Could you filter the records below and return each line that holds "handle"?
::: RECORDS SHOWN :::
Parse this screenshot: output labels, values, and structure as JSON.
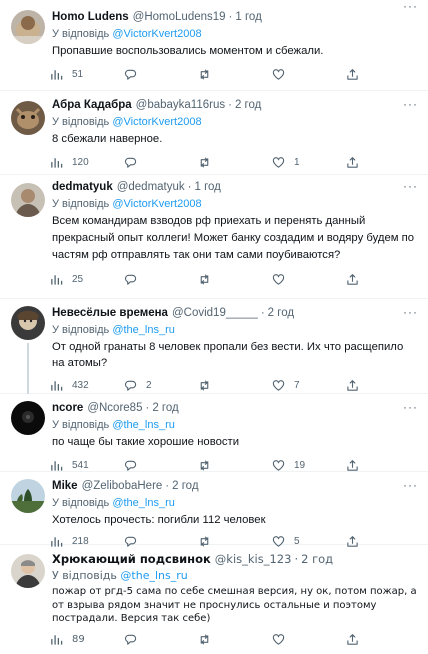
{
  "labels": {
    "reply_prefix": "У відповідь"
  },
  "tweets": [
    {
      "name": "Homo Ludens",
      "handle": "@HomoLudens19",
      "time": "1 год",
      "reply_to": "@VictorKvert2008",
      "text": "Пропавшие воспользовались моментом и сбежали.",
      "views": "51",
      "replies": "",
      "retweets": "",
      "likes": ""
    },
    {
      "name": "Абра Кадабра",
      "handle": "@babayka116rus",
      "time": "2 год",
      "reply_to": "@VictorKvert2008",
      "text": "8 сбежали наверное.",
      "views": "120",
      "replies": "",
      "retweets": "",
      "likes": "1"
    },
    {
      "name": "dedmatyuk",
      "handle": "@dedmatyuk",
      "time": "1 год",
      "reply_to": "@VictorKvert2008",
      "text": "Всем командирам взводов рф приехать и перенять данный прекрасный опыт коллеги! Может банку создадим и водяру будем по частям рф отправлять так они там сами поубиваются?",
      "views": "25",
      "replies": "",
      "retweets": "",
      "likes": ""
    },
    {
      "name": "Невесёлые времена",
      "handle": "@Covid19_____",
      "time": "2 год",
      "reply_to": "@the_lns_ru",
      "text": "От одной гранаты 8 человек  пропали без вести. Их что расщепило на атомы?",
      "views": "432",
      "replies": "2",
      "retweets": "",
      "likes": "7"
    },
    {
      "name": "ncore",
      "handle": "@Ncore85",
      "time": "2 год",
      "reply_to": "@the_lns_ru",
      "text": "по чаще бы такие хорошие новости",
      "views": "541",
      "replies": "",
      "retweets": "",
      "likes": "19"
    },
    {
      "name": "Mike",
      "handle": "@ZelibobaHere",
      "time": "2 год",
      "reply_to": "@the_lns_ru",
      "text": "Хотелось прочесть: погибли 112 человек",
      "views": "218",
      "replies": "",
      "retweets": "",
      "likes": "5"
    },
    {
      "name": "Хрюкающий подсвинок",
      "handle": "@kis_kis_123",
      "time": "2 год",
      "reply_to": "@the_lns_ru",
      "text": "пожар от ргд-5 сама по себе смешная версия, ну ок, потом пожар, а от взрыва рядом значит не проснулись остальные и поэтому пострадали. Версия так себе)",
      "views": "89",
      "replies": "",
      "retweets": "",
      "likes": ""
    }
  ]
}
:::
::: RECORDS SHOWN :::
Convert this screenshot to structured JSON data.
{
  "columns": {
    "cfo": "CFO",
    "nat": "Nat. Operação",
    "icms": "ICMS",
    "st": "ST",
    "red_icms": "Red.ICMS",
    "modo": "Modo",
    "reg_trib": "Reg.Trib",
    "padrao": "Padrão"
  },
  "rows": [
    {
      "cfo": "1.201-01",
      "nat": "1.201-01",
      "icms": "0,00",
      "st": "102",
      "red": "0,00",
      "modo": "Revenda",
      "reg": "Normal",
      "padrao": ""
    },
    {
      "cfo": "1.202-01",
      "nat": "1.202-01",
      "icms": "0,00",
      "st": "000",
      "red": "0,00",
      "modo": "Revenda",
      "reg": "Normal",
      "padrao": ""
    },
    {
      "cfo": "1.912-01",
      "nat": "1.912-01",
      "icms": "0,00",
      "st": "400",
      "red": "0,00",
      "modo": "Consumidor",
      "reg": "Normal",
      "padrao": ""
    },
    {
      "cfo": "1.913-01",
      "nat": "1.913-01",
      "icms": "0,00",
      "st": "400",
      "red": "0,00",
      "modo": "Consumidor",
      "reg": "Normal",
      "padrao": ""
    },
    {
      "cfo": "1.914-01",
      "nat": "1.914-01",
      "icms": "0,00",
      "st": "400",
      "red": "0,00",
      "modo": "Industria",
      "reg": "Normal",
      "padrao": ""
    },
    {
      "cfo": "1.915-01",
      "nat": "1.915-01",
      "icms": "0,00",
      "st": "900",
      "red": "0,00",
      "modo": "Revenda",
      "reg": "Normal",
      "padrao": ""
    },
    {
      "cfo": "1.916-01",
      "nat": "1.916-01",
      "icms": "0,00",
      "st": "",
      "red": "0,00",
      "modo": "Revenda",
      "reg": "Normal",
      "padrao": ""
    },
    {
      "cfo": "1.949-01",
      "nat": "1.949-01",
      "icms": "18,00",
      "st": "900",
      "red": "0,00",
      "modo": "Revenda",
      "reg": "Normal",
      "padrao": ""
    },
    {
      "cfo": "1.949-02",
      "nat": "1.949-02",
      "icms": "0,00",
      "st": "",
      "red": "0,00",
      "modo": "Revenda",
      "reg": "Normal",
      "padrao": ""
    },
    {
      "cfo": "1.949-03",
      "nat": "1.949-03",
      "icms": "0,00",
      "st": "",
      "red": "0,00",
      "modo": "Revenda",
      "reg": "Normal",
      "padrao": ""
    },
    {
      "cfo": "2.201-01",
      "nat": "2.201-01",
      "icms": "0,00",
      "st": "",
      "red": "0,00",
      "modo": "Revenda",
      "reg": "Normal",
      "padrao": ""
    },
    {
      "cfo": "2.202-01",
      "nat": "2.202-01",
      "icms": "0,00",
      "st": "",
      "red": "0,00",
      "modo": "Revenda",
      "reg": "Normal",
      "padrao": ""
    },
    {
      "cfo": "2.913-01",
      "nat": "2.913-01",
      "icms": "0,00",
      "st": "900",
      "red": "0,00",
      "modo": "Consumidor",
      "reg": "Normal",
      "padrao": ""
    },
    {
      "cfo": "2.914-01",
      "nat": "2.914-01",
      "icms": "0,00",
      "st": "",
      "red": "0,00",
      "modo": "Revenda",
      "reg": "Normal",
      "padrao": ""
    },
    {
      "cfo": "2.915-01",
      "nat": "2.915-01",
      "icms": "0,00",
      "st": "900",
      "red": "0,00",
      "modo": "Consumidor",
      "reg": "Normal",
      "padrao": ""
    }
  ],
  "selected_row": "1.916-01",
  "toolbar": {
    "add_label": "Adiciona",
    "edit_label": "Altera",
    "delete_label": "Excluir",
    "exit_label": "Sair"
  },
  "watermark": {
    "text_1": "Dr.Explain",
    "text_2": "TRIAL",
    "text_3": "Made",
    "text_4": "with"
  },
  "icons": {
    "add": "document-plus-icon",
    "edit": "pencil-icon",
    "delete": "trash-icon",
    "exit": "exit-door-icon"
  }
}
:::
THE COMPLETED TASK:
      "handle": "@HomoLudens19",
      "handle": "@babayka116rus",
      "handle": "@dedmatyuk",
      "handle": "@Covid19_____",
      "handle": "@Ncore85",
      "handle": "@ZelibobaHere",
      "handle": "@kis_kis_123",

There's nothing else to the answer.